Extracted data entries
● ● ● ● ● ● ●

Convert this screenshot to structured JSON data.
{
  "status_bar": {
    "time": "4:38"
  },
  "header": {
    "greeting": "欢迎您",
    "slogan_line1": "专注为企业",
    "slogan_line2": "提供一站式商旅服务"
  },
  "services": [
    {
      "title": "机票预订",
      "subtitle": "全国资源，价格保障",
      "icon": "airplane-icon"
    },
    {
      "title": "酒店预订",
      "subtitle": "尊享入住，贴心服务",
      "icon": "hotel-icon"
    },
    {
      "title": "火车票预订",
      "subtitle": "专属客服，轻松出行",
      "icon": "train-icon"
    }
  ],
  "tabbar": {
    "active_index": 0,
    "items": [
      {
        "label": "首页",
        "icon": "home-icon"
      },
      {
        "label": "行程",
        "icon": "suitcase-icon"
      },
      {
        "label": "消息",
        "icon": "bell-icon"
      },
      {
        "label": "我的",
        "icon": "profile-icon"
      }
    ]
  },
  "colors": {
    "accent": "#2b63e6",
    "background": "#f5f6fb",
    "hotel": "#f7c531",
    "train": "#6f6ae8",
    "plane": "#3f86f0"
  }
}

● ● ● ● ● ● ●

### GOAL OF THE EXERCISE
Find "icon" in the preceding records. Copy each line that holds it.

### PROBLEM SOLUTION
      "icon": "airplane-icon"
      "icon": "hotel-icon"
      "icon": "train-icon"
        "icon": "home-icon"
        "icon": "suitcase-icon"
        "icon": "bell-icon"
        "icon": "profile-icon"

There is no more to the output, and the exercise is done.